In what may have been the final assault on class-action arbitration waivers, the United States Supreme Court ruled yesterday that the Federal Arbitration Act (“FAA”) does not permit courts to invalidate arbitration agreements on the ground that they do not permit class arbitration of a federal-law claim. Although the decision was brief, the reach of the Supreme Court’s opinion will be wide-sweeping. Contracts that require that parties arbitrate claims, even federal claims, can expressly limit such arbitration proceedings to individual claims, no matter how costly the process may be. Accordingly, we take this opportunity to remind online merchants and marketers of the importance of including class-action arbitration waivers in any and all website Terms and Conditions of use.
American Express Co. v. Italian Colors Restaurant
In American Express Co. v. Italian Colors Restaurant, the plaintiffs commenced a class action lawsuit against American Express, alleging that American Express used its monopoly power in the market for charge cards to force merchants to accept credit cards at rates approximately 30% higher than the fees for competing credit cards. Pursuant to the arbitration clause contained in American Express’ merchant agreements, American Express moved to compel arbitration under the FAA. The class-action plaintiffs opposed the motion, insisting that while the maximum recovery for an individual plaintiff would be, at most, $38,549.00, the cost to retain an expert to prove such a claim might exceed $1 million. Despite this cost disparity, the United States Supreme Court rejected the “effective vindication” rule and held that so long as a party’s right to pursue statutory remedies is not obstructed, the fact that pursuing such a claim is not worth the expense involved in proving a statutory remedy does not constitute the elimination of the right to pursue that remedy.
Importance of Class-Action Waivers in Arbitration Agreements
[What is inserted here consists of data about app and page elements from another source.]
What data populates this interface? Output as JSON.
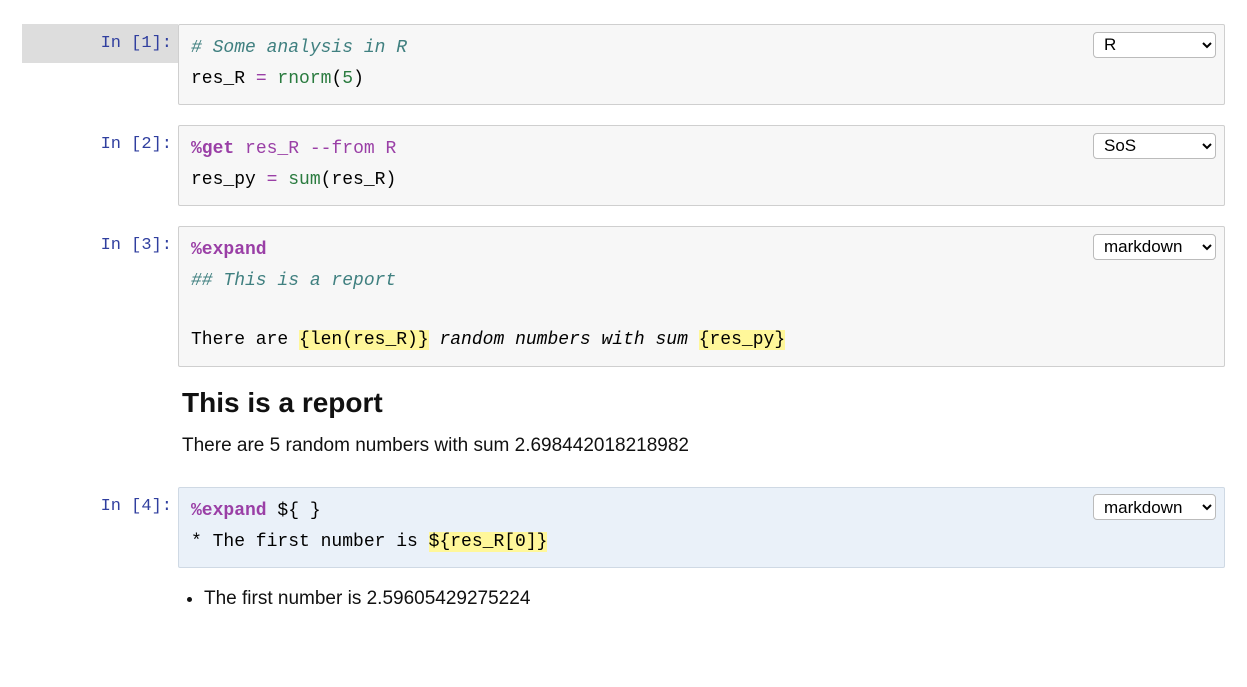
{
  "cells": [
    {
      "prompt_label": "In [1]:",
      "kernel": "R",
      "kernel_options": [
        "R",
        "SoS",
        "markdown"
      ],
      "selected": true,
      "code": {
        "l1_comment": "# Some analysis in R",
        "l2_a": "res_R ",
        "l2_op": "= ",
        "l2_func": "rnorm",
        "l2_paren_o": "(",
        "l2_num": "5",
        "l2_paren_c": ")"
      }
    },
    {
      "prompt_label": "In [2]:",
      "kernel": "SoS",
      "kernel_options": [
        "R",
        "SoS",
        "markdown"
      ],
      "code": {
        "l1_magic": "%get",
        "l1_sp1": " ",
        "l1_arg1": "res_R",
        "l1_sp2": " ",
        "l1_arg2": "--from R",
        "l2_a": "res_py ",
        "l2_op": "= ",
        "l2_func": "sum",
        "l2_paren_o": "(",
        "l2_var": "res_R",
        "l2_paren_c": ")"
      }
    },
    {
      "prompt_label": "In [3]:",
      "kernel": "markdown",
      "kernel_options": [
        "R",
        "SoS",
        "markdown"
      ],
      "code": {
        "l1_magic": "%expand",
        "l2_heading": "## This is a report",
        "l4_a": "There are ",
        "l4_hl1": "{len(res_R)}",
        "l4_b": " random numbers with sum ",
        "l4_hl2": "{res_py}"
      },
      "output": {
        "heading": "This is a report",
        "paragraph": "There are 5 random numbers with sum 2.698442018218982"
      }
    },
    {
      "prompt_label": "In [4]:",
      "kernel": "markdown",
      "kernel_options": [
        "R",
        "SoS",
        "markdown"
      ],
      "md_selected": true,
      "code": {
        "l1_magic": "%expand",
        "l1_rest": " ${ }",
        "l2_a": "* The first number is ",
        "l2_hl": "${res_R[0]}"
      },
      "output": {
        "bullet": "The first number is 2.59605429275224"
      }
    }
  ]
}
Increasingly, businesses have been including mandatory arbitration provisions with class-action waivers in their agreements. These waivers are effective in reducing both the costs associated with litigation and the potential recovery of prospective plaintiffs. Furthermore, as the American Express case demonstrates, the additional benefit of class-action waivers in mandatory arbitration provisions is that it imposes one extra hurdle for prospective plaintiffs to overcome. Class-action litigation can be daunting to defend, especially because most class-action plaintiff’s attorneys do not bill hourly, and instead profit if they are able to obtain a judgment or settlement on behalf of the class. This increases the amount of money defendants must spend in resolving such class-action litigation. Providing a class-action waiver in an arbitration agreement forces plaintiffs to litigate claims individually and protects defendants from, among other things, the exorbitant attorneys’ fees which tend to accompany class-action litigation.